As an abstract painter, I am concerned with the physical act of making art: the action involved, the relationship between the materials and myself. The loss of time when one is in the moment of working, and the dialogue that follows during and after. Consciously searching my environment for surfaces and compositions relating to my work buildings, streets, wall surfaces, landscapes and pacing. I refer back to these issues while creating my own language in painting.
In the past, my work included found objects and collage. Combine paintings were constructed using materials I found on the street such as signage, metal, wood, and machine parts. These 3-D compositions allowed me to work on issues of space and contrast while exploring different materials and textures. As the work evolved, I understood that the physical act of making art became the key in my process.
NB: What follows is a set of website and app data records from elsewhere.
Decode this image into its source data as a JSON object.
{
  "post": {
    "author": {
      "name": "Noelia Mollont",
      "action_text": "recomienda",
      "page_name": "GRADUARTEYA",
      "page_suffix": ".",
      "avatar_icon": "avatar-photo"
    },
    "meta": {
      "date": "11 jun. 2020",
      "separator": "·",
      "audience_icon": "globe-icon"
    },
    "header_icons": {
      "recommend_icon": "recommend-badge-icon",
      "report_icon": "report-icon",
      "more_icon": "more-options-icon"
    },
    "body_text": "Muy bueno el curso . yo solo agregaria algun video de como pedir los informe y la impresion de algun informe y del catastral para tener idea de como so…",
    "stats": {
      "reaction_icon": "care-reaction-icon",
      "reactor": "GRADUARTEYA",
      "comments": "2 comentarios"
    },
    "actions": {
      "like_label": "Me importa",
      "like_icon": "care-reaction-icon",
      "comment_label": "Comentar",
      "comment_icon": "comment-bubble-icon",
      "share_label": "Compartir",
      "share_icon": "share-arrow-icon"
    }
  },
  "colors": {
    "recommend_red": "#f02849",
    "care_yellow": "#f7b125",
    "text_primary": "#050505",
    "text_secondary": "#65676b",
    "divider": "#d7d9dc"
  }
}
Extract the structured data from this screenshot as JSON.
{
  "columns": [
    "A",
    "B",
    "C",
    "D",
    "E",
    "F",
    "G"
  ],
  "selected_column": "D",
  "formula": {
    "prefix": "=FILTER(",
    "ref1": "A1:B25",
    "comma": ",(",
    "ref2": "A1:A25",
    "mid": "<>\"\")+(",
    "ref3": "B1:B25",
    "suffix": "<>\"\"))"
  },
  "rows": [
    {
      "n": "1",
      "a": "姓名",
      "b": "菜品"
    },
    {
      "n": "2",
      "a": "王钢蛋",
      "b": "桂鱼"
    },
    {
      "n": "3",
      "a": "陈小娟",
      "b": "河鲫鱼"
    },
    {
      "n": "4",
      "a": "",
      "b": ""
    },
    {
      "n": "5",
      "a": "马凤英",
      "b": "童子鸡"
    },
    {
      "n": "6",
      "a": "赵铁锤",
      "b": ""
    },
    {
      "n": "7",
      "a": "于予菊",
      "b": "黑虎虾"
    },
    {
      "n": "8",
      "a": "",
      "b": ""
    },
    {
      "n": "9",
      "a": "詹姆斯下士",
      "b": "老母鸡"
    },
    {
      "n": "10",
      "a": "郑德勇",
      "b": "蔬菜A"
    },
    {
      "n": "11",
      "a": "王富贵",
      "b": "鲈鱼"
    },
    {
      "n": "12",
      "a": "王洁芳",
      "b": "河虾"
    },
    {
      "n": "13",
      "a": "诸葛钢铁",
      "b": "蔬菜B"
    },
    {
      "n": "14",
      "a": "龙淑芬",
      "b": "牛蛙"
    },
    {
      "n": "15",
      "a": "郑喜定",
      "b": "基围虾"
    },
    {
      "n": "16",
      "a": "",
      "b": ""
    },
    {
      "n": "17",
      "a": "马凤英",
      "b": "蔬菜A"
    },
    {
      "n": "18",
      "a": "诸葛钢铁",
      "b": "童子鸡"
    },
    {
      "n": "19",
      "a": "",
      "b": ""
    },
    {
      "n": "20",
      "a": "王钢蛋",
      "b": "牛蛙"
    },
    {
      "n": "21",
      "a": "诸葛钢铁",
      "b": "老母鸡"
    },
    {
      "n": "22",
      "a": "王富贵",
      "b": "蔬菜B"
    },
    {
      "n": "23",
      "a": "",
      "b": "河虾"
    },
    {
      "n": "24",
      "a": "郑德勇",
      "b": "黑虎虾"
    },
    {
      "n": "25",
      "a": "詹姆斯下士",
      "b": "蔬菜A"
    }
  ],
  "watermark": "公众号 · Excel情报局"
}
Presently, layers of color are applied and stripped away; surfaces are stained, scratched and scrapped, drawn and recovered with paint. Drawings are often worked over, leaving ghosts of past actions. Always stripping away and revealing layers of what is underneath while constructing a surface composition. I work on several pieces at a time trying never to be overly cautious and allowing myself a sense of freedom in the act of making art. Sometimes, I make a painting and it goes through a lot of changes but in the end it is always something new in something that was already there. When I look at the finished piece I see a journey that twists and speaks to me. Sometimes it challenges me, sometimes it brings joy; it is that action between materials and self that creates moments that make a foundation to constantly build on when making art.